Detroit: Become Human Tests Your Humanity By Making You an Android [Preview]
For years, writers have struggled with the idea of artificial intelligence growing into something that is more than the sum of a bunch of circuits. Science fiction is filled with tales of robots wanting to be more than their coding, and the concept has filtered down from the likes of Pinocchio to Blade Runner to I, Robot and more. In all that time, we've rarely been given an opportunity to step into those robotic shoes ourselves, and that's where Quantic Dream's Detroit: Become Human starts to get interesting.
Our demo picked up at the start of Detroit: Become Human's story, with android cop negotiator Connor being tasked with talking down a potentially defective android who'd taken a child hostage. The scene begins as most police dramas would, with a crying mother, armored cops waiting for their chance to strike, a commanding officer fed up with the situation, and a lone gunman in charge of a volatile situation. Connor arrives to try and deescalate the situation, but tensions are high as a few cops have been wounded or killed already, and the girl's father was also slain.
As you walk through the high-rise apartment, the clues of chaos are everywhere. There's a shattered fish tank with a flopping fish on the ground, blood spatter, smashed video screens and other detritus to observe. Almost everything you come across can be interacted with, though not everything you interact with will help Connor take stock of the situation. What Quantic has created in this scene is an entire narrative for you to discover through the clues in order to understand just how this android went rogue.
Objects and information you can interact with have little icons that pop up as you approach, but if you're ever not sure of where to go or what to look at, Detroit features a tool called the Mind Palace. By holding one of the shoulder triggers, you enter a new vision mode that highlights important pieces in a given room, and reminds you of your objectives. It's vaguely similar to Detective Vision from the Batman: Arkham series, only you don't use it to spot threats in this situation.

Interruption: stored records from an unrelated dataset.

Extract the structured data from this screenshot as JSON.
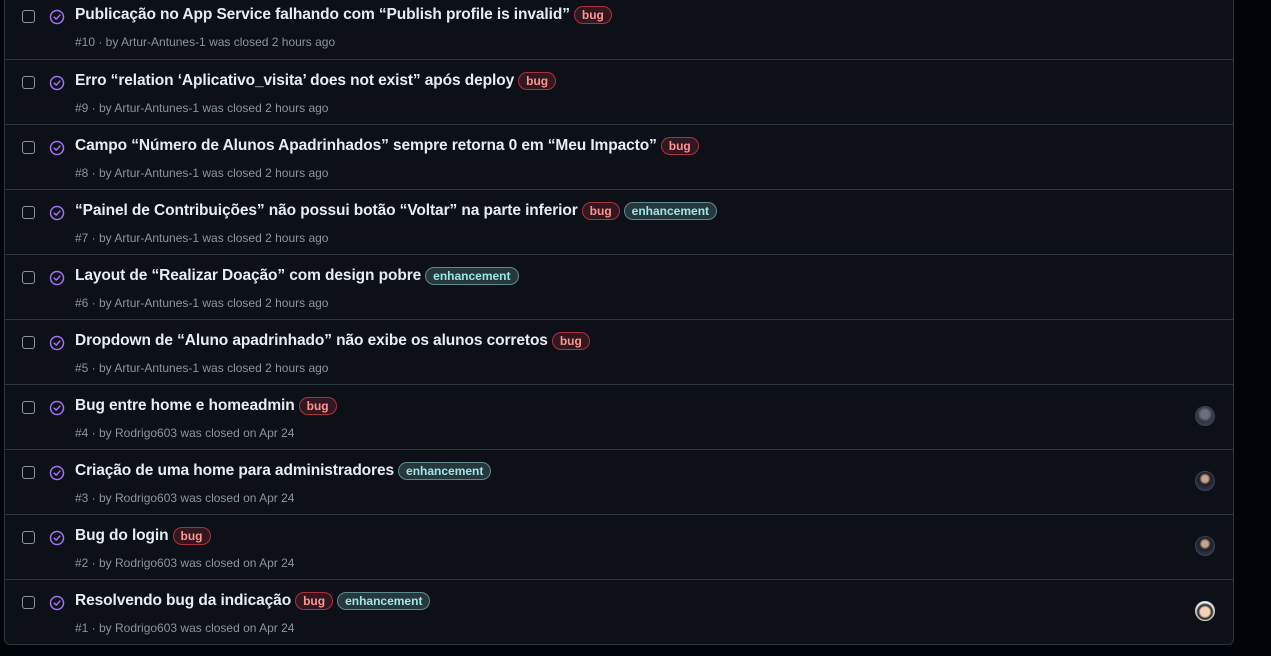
{
  "issues": [
    {
      "title": "Publicação no App Service falhando com “Publish profile is invalid”",
      "meta": "#10 · by Artur-Antunes-1 was closed 2 hours ago",
      "labels": [
        "bug"
      ],
      "avatar": ""
    },
    {
      "title": "Erro “relation ‘Aplicativo_visita’ does not exist” após deploy",
      "meta": "#9 · by Artur-Antunes-1 was closed 2 hours ago",
      "labels": [
        "bug"
      ],
      "avatar": ""
    },
    {
      "title": "Campo “Número de Alunos Apadrinhados” sempre retorna 0 em “Meu Impacto”",
      "meta": "#8 · by Artur-Antunes-1 was closed 2 hours ago",
      "labels": [
        "bug"
      ],
      "avatar": ""
    },
    {
      "title": "“Painel de Contribuições” não possui botão “Voltar” na parte inferior",
      "meta": "#7 · by Artur-Antunes-1 was closed 2 hours ago",
      "labels": [
        "bug",
        "enhancement"
      ],
      "avatar": ""
    },
    {
      "title": "Layout de “Realizar Doação” com design pobre",
      "meta": "#6 · by Artur-Antunes-1 was closed 2 hours ago",
      "labels": [
        "enhancement"
      ],
      "avatar": ""
    },
    {
      "title": "Dropdown de “Aluno apadrinhado” não exibe os alunos corretos",
      "meta": "#5 · by Artur-Antunes-1 was closed 2 hours ago",
      "labels": [
        "bug"
      ],
      "avatar": ""
    },
    {
      "title": "Bug entre home e homeadmin",
      "meta": "#4 · by Rodrigo603 was closed on Apr 24",
      "labels": [
        "bug"
      ],
      "avatar": "a"
    },
    {
      "title": "Criação de uma home para administradores",
      "meta": "#3 · by Rodrigo603 was closed on Apr 24",
      "labels": [
        "enhancement"
      ],
      "avatar": "b"
    },
    {
      "title": "Bug do login",
      "meta": "#2 · by Rodrigo603 was closed on Apr 24",
      "labels": [
        "bug"
      ],
      "avatar": "b"
    },
    {
      "title": "Resolvendo bug da indicação",
      "meta": "#1 · by Rodrigo603 was closed on Apr 24",
      "labels": [
        "bug",
        "enhancement"
      ],
      "avatar": "c"
    }
  ],
  "icons": {
    "status": "issue-closed-completed-icon",
    "checkbox": "select-checkbox"
  },
  "colors": {
    "closed_purple": "#a371f7",
    "bug_text": "#ff9492",
    "enhancement_text": "#9de6e4"
  }
}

Using the Mind Palace, we're able to pick up information from the young girl's room to find that her captor was her guardian android, and that they were very close. Searching the house even further reveals that her parents were looking into replacing the current "nanny" android with a newer model. As Connor uncovers information, we're given a reading of how likely we are to talk this situation down and save the girl. You could just go out and rush the negotiations without learning anything about the situation, but you're likely going to get everyone hurt. The more time you invest in looking at the whole scene and what unfolded that fateful evening, the more likely you are to have a great chance at not only saving the girl, but bringing the android in for reprogramming.
There are multiple ways for the situation to play out, and given that this is just the first scenario of Detroit: Become Human's overall narrative, it will have a lasting impact across the rest of the game. Do you empathize with the defective nanny? Will you view him as a rogue element that brings danger to all other androids? Can you lie your way through being on his side, and then eliminate him before he does further harm? Would you sacrifice yourself to save the girl? Part of the world's overarching story hones in on the idea that not every human is happy androids are so prominent, and they're definitely not happy some are revolting against the idea of being servants with no autonomy. How you choose to live will directly impact the various other roles you'll step into across the rest of Detroit's story.
How Connor, an android seemingly content with his role, will fit into the larger story of bucking against the system remains to be seen. What we do know is that Detroit: Become Human has some lofty narrative goals, and what we've seen so far illustrates that Quantic Dream has a strong handle on what it wants to say. It's also a stunningly gorgeous game, and that's no light compliment in this current era. There's no release date in sight just yet, but the more we see of Detroit: Become Human, the more interested we get, and hopefully we won't have to wait much longer to see if androids really do dream of electric sheep.
Detroit: Become Human will be available exclusively on the PlayStation 4. There is no current release date.